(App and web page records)

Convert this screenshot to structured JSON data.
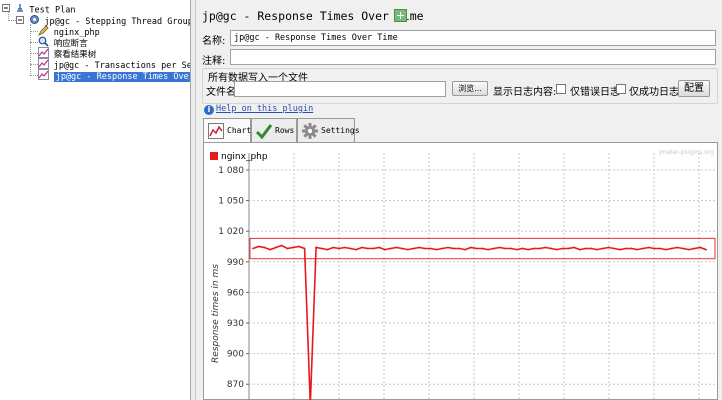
{
  "tree": {
    "items": [
      {
        "label": "Test Plan",
        "icon": "test-plan-icon"
      },
      {
        "label": "jp@gc - Stepping Thread Group (deprec",
        "icon": "thread-group-gear-icon"
      },
      {
        "label": "nginx_php",
        "icon": "http-sampler-pen-icon"
      },
      {
        "label": "响应断言",
        "icon": "assertion-magnifier-icon"
      },
      {
        "label": "察看结果树",
        "icon": "listener-chart-icon"
      },
      {
        "label": "jp@gc - Transactions per Second",
        "icon": "listener-chart-icon"
      },
      {
        "label": "jp@gc - Response Times Over Time",
        "icon": "listener-chart-icon"
      }
    ]
  },
  "panel": {
    "title": "jp@gc - Response Times Over Time",
    "name_label": "名称:",
    "name_value": "jp@gc - Response Times Over Time",
    "comment_label": "注释:",
    "comment_value": "",
    "file_group_title": "所有数据写入一个文件",
    "file_label": "文件名",
    "file_value": "",
    "browse_button": "浏览...",
    "log_label": "显示日志内容:",
    "errors_only_label": "仅错误日志",
    "success_only_label": "仅成功日志",
    "configure_button": "配置",
    "help_link": "Help on this plugin"
  },
  "tabs": [
    {
      "label": "Chart",
      "icon": "chart-icon",
      "active": true
    },
    {
      "label": "Rows",
      "icon": "checkmark-icon",
      "active": false
    },
    {
      "label": "Settings",
      "icon": "gear-icon",
      "active": false
    }
  ],
  "colors": {
    "series": "#e8191a",
    "selection": "#3875d7",
    "link": "#2a4fb3"
  },
  "chart_data": {
    "type": "line",
    "title": "",
    "watermark": "jmeter-plugins.org",
    "legend": {
      "position": "top-left"
    },
    "xlabel": "",
    "ylabel": "Response times in ms",
    "ylim": [
      850,
      1080
    ],
    "yticks": [
      1080,
      1050,
      1020,
      990,
      960,
      930,
      900,
      870
    ],
    "ytick_labels": [
      "1 080",
      "1 050",
      "1 020",
      "990",
      "960",
      "930",
      "900",
      "870"
    ],
    "grid": true,
    "series": [
      {
        "name": "nginx_php",
        "color": "#e8191a",
        "values": [
          1003,
          1005,
          1004,
          1002,
          1004,
          1006,
          1003,
          1004,
          1005,
          1003,
          850,
          1004,
          1003,
          1002,
          1004,
          1003,
          1004,
          1003,
          1002,
          1004,
          1003,
          1003,
          1004,
          1002,
          1003,
          1004,
          1003,
          1002,
          1003,
          1004,
          1003,
          1003,
          1002,
          1003,
          1004,
          1003,
          1003,
          1002,
          1004,
          1003,
          1003,
          1002,
          1003,
          1004,
          1003,
          1003,
          1002,
          1003,
          1002,
          1003,
          1003,
          1004,
          1003,
          1002,
          1003,
          1003,
          1004,
          1002,
          1003,
          1003,
          1002,
          1003,
          1004,
          1003,
          1002,
          1003,
          1003,
          1002,
          1003,
          1004,
          1003,
          1003,
          1002,
          1003,
          1004,
          1003,
          1002,
          1003,
          1004,
          1002
        ]
      }
    ]
  }
}
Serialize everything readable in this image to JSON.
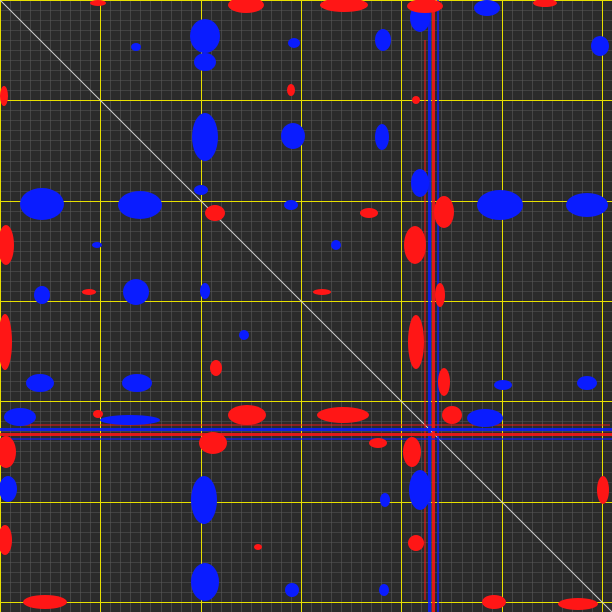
{
  "colors": {
    "background": "#2b2b2b",
    "minor_grid": "#5a5a5a",
    "major_grid": "#e8e000",
    "diagonal": "#cfcfcf",
    "positive_peak": "#0a1cff",
    "negative_peak": "#ff1616"
  },
  "grid": {
    "minor_divisions": 61,
    "major_every": 10,
    "diagonal": true
  }
}
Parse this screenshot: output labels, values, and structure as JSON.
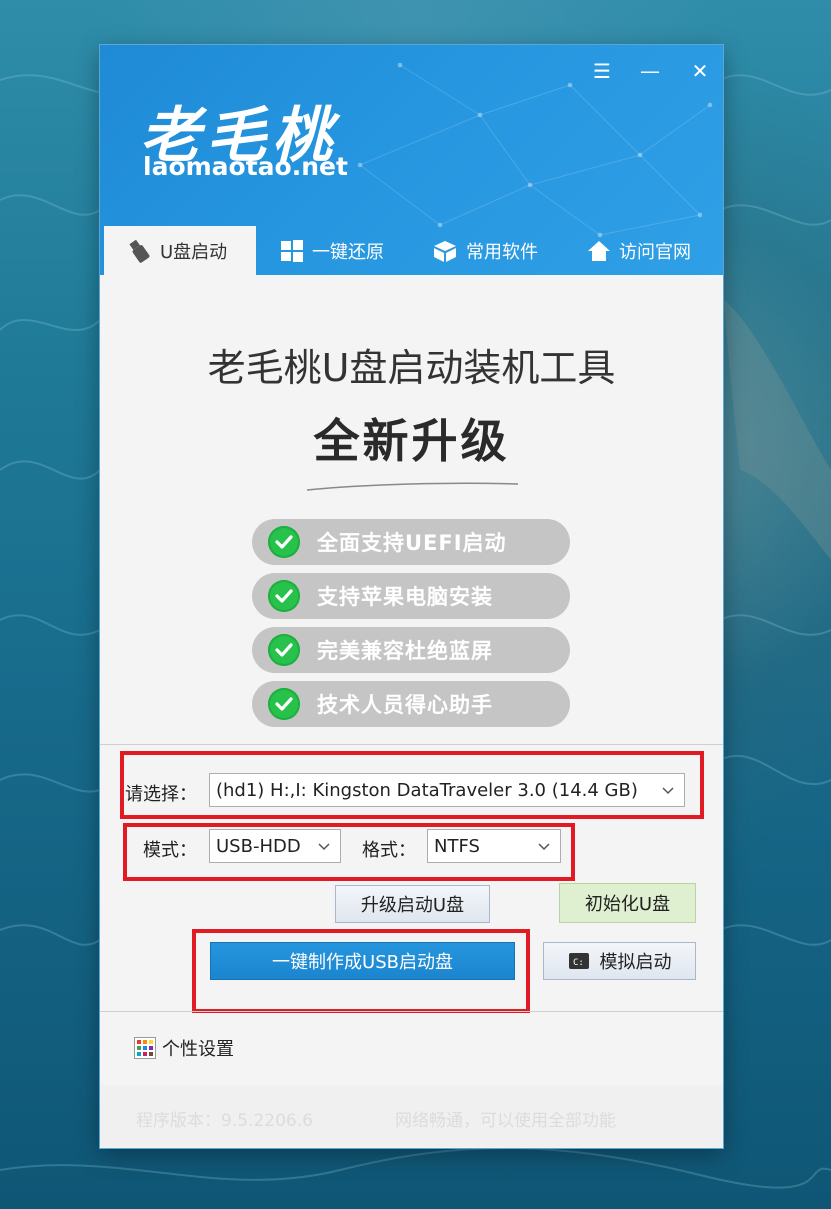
{
  "window_controls": {
    "menu": "☰",
    "minimize": "—",
    "close": "✕"
  },
  "logo": {
    "cn": "老毛桃",
    "en": "laomaotao.net"
  },
  "tabs": [
    {
      "label": "U盘启动",
      "icon": "usb-icon",
      "active": true
    },
    {
      "label": "一键还原",
      "icon": "windows-icon",
      "active": false
    },
    {
      "label": "常用软件",
      "icon": "box-icon",
      "active": false
    },
    {
      "label": "访问官网",
      "icon": "home-icon",
      "active": false
    }
  ],
  "hero": {
    "title": "老毛桃U盘启动装机工具",
    "subtitle": "全新升级",
    "features": [
      "全面支持UEFI启动",
      "支持苹果电脑安装",
      "完美兼容杜绝蓝屏",
      "技术人员得心助手"
    ]
  },
  "form": {
    "device_label": "请选择：",
    "device_value": "(hd1) H:,I: Kingston DataTraveler 3.0 (14.4 GB)",
    "mode_label": "模式：",
    "mode_value": "USB-HDD",
    "format_label": "格式：",
    "format_value": "NTFS"
  },
  "buttons": {
    "upgrade": "升级启动U盘",
    "init": "初始化U盘",
    "make": "一键制作成USB启动盘",
    "simulate": "模拟启动"
  },
  "settings_label": "个性设置",
  "footer": {
    "version": "程序版本：9.5.2206.6",
    "network": "网络畅通，可以使用全部功能"
  },
  "colors": {
    "header_blue": "#2696e0",
    "make_button": "#1e8fd8",
    "init_button": "#dff0d0",
    "highlight_red": "#e01b24",
    "check_green": "#27c24b"
  }
}
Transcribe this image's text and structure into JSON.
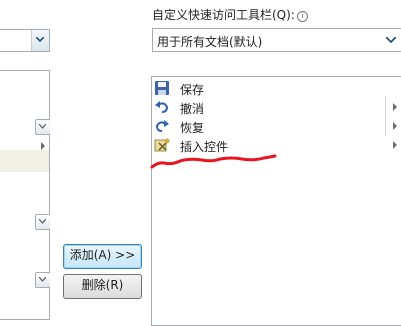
{
  "quick_access": {
    "label": "自定义快速访问工具栏(Q):",
    "info_icon": "i",
    "combo_value": "用于所有文档(默认)",
    "items": [
      {
        "label": "保存",
        "icon": "save-icon",
        "has_arrow": false
      },
      {
        "label": "撤消",
        "icon": "undo-icon",
        "has_arrow": true
      },
      {
        "label": "恢复",
        "icon": "redo-icon",
        "has_arrow": true
      },
      {
        "label": "插入控件",
        "icon": "insert-control-icon",
        "has_arrow": true
      }
    ]
  },
  "buttons": {
    "add_label": "添加(A) >>",
    "remove_label": "删除(R)"
  },
  "annotation": {
    "color": "#e8141e"
  },
  "colors": {
    "border": "#a5acb5",
    "accent": "#3c7fb1"
  }
}
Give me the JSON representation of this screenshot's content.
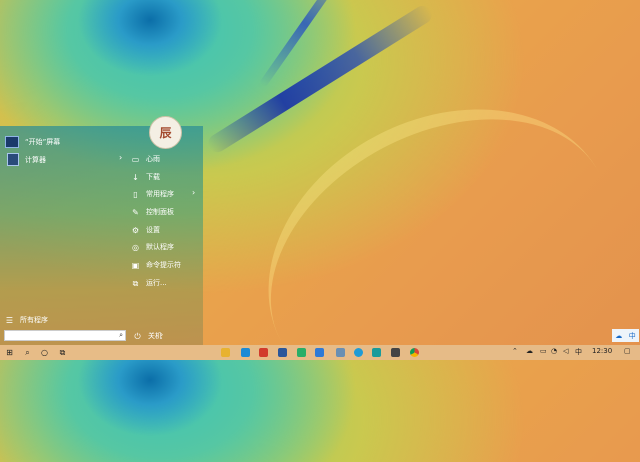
{
  "start_menu": {
    "pinned_title": "“开始”屏幕",
    "app_calculator": "计算器",
    "all_programs": "所有程序",
    "search_placeholder": "",
    "right_items": [
      {
        "label": "心雨"
      },
      {
        "label": "下载"
      },
      {
        "label": "常用程序"
      },
      {
        "label": "控制面板"
      },
      {
        "label": "设置"
      },
      {
        "label": "默认程序"
      },
      {
        "label": "命令提示符"
      },
      {
        "label": "运行..."
      }
    ],
    "shutdown": "关机"
  },
  "avatar": {
    "text": "辰"
  },
  "taskbar": {
    "clock": "12:30"
  },
  "ime": {
    "label": "中"
  }
}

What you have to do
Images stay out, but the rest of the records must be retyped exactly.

Task response
Convert this screenshot to structured JSON data.
{
  "tree": {
    "items": [
      {
        "label": "Test Plan",
        "icon": "test-plan-icon"
      },
      {
        "label": "jp@gc - Stepping Thread Group (deprec",
        "icon": "thread-group-gear-icon"
      },
      {
        "label": "nginx_php",
        "icon": "http-sampler-pen-icon"
      },
      {
        "label": "响应断言",
        "icon": "assertion-magnifier-icon"
      },
      {
        "label": "察看结果树",
        "icon": "listener-chart-icon"
      },
      {
        "label": "jp@gc - Transactions per Second",
        "icon": "listener-chart-icon"
      },
      {
        "label": "jp@gc - Response Times Over Time",
        "icon": "listener-chart-icon"
      }
    ]
  },
  "panel": {
    "title": "jp@gc - Response Times Over Time",
    "name_label": "名称:",
    "name_value": "jp@gc - Response Times Over Time",
    "comment_label": "注释:",
    "comment_value": "",
    "file_group_title": "所有数据写入一个文件",
    "file_label": "文件名",
    "file_value": "",
    "browse_button": "浏览...",
    "log_label": "显示日志内容:",
    "errors_only_label": "仅错误日志",
    "success_only_label": "仅成功日志",
    "configure_button": "配置",
    "help_link": "Help on this plugin"
  },
  "tabs": [
    {
      "label": "Chart",
      "icon": "chart-icon",
      "active": true
    },
    {
      "label": "Rows",
      "icon": "checkmark-icon",
      "active": false
    },
    {
      "label": "Settings",
      "icon": "gear-icon",
      "active": false
    }
  ],
  "colors": {
    "series": "#e8191a",
    "selection": "#3875d7",
    "link": "#2a4fb3"
  },
  "chart_data": {
    "type": "line",
    "title": "",
    "watermark": "jmeter-plugins.org",
    "legend": {
      "position": "top-left"
    },
    "xlabel": "",
    "ylabel": "Response times in ms",
    "ylim": [
      850,
      1080
    ],
    "yticks": [
      1080,
      1050,
      1020,
      990,
      960,
      930,
      900,
      870
    ],
    "ytick_labels": [
      "1 080",
      "1 050",
      "1 020",
      "990",
      "960",
      "930",
      "900",
      "870"
    ],
    "grid": true,
    "series": [
      {
        "name": "nginx_php",
        "color": "#e8191a",
        "values": [
          1003,
          1005,
          1004,
          1002,
          1004,
          1006,
          1003,
          1004,
          1005,
          1003,
          850,
          1004,
          1003,
          1002,
          1004,
          1003,
          1004,
          1003,
          1002,
          1004,
          1003,
          1003,
          1004,
          1002,
          1003,
          1004,
          1003,
          1002,
          1003,
          1004,
          1003,
          1003,
          1002,
          1003,
          1004,
          1003,
          1003,
          1002,
          1004,
          1003,
          1003,
          1002,
          1003,
          1004,
          1003,
          1003,
          1002,
          1003,
          1002,
          1003,
          1003,
          1004,
          1003,
          1002,
          1003,
          1003,
          1004,
          1002,
          1003,
          1003,
          1002,
          1003,
          1004,
          1003,
          1002,
          1003,
          1003,
          1002,
          1003,
          1004,
          1003,
          1003,
          1002,
          1003,
          1004,
          1003,
          1002,
          1003,
          1004,
          1002
        ]
      }
    ]
  }
}
Serialize everything readable in this image to JSON.
{
  "colors": {
    "background": "#2b2b2b",
    "minor_grid": "#5a5a5a",
    "major_grid": "#e8e000",
    "diagonal": "#cfcfcf",
    "positive_peak": "#0a1cff",
    "negative_peak": "#ff1616"
  },
  "grid": {
    "minor_divisions": 61,
    "major_every": 10,
    "diagonal": true
  }
}
Parse this screenshot: output labels, values, and structure as JSON.
{
  "window_controls": {
    "menu": "☰",
    "minimize": "—",
    "close": "✕"
  },
  "logo": {
    "cn": "老毛桃",
    "en": "laomaotao.net"
  },
  "tabs": [
    {
      "label": "U盘启动",
      "icon": "usb-icon",
      "active": true
    },
    {
      "label": "一键还原",
      "icon": "windows-icon",
      "active": false
    },
    {
      "label": "常用软件",
      "icon": "box-icon",
      "active": false
    },
    {
      "label": "访问官网",
      "icon": "home-icon",
      "active": false
    }
  ],
  "hero": {
    "title": "老毛桃U盘启动装机工具",
    "subtitle": "全新升级",
    "features": [
      "全面支持UEFI启动",
      "支持苹果电脑安装",
      "完美兼容杜绝蓝屏",
      "技术人员得心助手"
    ]
  },
  "form": {
    "device_label": "请选择：",
    "device_value": "(hd1) H:,I: Kingston DataTraveler 3.0 (14.4 GB)",
    "mode_label": "模式：",
    "mode_value": "USB-HDD",
    "format_label": "格式：",
    "format_value": "NTFS"
  },
  "buttons": {
    "upgrade": "升级启动U盘",
    "init": "初始化U盘",
    "make": "一键制作成USB启动盘",
    "simulate": "模拟启动"
  },
  "settings_label": "个性设置",
  "footer": {
    "version": "程序版本：9.5.2206.6",
    "network": "网络畅通，可以使用全部功能"
  },
  "colors": {
    "header_blue": "#2696e0",
    "make_button": "#1e8fd8",
    "init_button": "#dff0d0",
    "highlight_red": "#e01b24",
    "check_green": "#27c24b"
  }
}
Transcribe this image's text and structure into JSON.
{
  "quick_access": {
    "label": "自定义快速访问工具栏(Q):",
    "info_icon": "i",
    "combo_value": "用于所有文档(默认)",
    "items": [
      {
        "label": "保存",
        "icon": "save-icon",
        "has_arrow": false
      },
      {
        "label": "撤消",
        "icon": "undo-icon",
        "has_arrow": true
      },
      {
        "label": "恢复",
        "icon": "redo-icon",
        "has_arrow": true
      },
      {
        "label": "插入控件",
        "icon": "insert-control-icon",
        "has_arrow": true
      }
    ]
  },
  "buttons": {
    "add_label": "添加(A) >>",
    "remove_label": "删除(R)"
  },
  "annotation": {
    "color": "#e8141e"
  },
  "colors": {
    "border": "#a5acb5",
    "accent": "#3c7fb1"
  }
}
Give me the JSON representation of this screenshot's content.
{
  "start_menu": {
    "pinned_title": "“开始”屏幕",
    "app_calculator": "计算器",
    "all_programs": "所有程序",
    "search_placeholder": "",
    "right_items": [
      {
        "label": "心雨"
      },
      {
        "label": "下载"
      },
      {
        "label": "常用程序"
      },
      {
        "label": "控制面板"
      },
      {
        "label": "设置"
      },
      {
        "label": "默认程序"
      },
      {
        "label": "命令提示符"
      },
      {
        "label": "运行..."
      }
    ],
    "shutdown": "关机"
  },
  "avatar": {
    "text": "辰"
  },
  "taskbar": {
    "clock": "12:30"
  },
  "ime": {
    "label": "中"
  }
}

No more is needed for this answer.